- [Task prompt]: I would like you to return all of the records exactly as they stand.

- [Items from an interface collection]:
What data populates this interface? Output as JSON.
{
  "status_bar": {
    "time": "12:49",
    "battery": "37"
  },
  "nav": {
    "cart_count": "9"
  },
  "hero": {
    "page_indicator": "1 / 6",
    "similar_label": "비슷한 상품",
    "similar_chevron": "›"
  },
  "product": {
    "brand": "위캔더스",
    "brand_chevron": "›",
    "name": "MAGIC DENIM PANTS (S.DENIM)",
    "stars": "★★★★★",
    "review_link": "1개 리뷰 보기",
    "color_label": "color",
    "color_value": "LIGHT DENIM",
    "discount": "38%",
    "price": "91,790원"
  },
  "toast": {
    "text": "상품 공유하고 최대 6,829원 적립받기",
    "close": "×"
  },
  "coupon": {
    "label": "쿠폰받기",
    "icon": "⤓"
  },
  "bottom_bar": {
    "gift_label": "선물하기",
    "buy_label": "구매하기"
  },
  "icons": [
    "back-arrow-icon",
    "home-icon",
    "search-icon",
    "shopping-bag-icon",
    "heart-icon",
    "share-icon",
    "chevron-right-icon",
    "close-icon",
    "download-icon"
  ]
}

- [Result]:
What data populates this interface? Output as JSON.
{
  "status_bar": {
    "time": "12:49",
    "battery": "37"
  },
  "nav": {
    "cart_count": "9"
  },
  "hero": {
    "page_indicator": "1 / 6",
    "similar_label": "비슷한 상품",
    "similar_chevron": "›"
  },
  "product": {
    "brand": "위캔더스",
    "brand_chevron": "›",
    "name": "MAGIC DENIM PANTS (S.DENIM)",
    "stars": "★★★★★",
    "review_link": "1개 리뷰 보기",
    "color_label": "color",
    "color_value": "LIGHT DENIM",
    "discount": "38%",
    "price": "91,790원"
  },
  "toast": {
    "text": "상품 공유하고 최대 6,829원 적립받기",
    "close": "×"
  },
  "coupon": {
    "label": "쿠폰받기",
    "icon": "⤓"
  },
  "bottom_bar": {
    "gift_label": "선물하기",
    "buy_label": "구매하기"
  },
  "icons": [
    "back-arrow-icon",
    "home-icon",
    "search-icon",
    "shopping-bag-icon",
    "heart-icon",
    "share-icon",
    "chevron-right-icon",
    "close-icon",
    "download-icon"
  ]
}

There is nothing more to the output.